- _REQUIRED WORK_
Here are some records; copy every line that holds the word "ethereum".
· · · ·
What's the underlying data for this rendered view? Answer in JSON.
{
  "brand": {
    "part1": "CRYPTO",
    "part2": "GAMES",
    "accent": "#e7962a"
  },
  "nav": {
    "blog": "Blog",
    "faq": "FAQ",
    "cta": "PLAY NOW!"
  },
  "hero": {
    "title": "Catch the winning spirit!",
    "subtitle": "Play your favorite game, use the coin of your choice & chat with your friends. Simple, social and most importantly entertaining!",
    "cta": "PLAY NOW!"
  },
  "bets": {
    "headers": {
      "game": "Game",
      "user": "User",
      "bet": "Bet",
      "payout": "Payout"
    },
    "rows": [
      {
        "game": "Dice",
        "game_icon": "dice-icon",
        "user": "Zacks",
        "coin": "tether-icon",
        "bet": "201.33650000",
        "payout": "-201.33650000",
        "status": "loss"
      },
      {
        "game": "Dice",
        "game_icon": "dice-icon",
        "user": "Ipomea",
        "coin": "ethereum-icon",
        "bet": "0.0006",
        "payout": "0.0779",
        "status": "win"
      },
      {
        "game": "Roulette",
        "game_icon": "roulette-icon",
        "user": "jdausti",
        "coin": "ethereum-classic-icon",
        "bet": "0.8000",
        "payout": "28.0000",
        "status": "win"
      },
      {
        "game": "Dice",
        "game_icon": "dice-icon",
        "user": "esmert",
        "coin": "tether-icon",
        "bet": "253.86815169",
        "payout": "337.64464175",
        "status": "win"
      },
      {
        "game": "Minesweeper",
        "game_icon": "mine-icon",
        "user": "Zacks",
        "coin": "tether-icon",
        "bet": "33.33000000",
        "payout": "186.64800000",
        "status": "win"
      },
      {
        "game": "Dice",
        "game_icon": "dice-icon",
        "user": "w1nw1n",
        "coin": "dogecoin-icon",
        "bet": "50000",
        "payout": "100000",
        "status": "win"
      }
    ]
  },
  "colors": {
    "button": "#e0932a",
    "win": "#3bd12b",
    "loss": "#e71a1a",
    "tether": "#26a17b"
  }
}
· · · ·
- _SOLUTION TO THIS PROBLEM_
        "coin": "ethereum-icon",
        "coin": "ethereum-classic-icon",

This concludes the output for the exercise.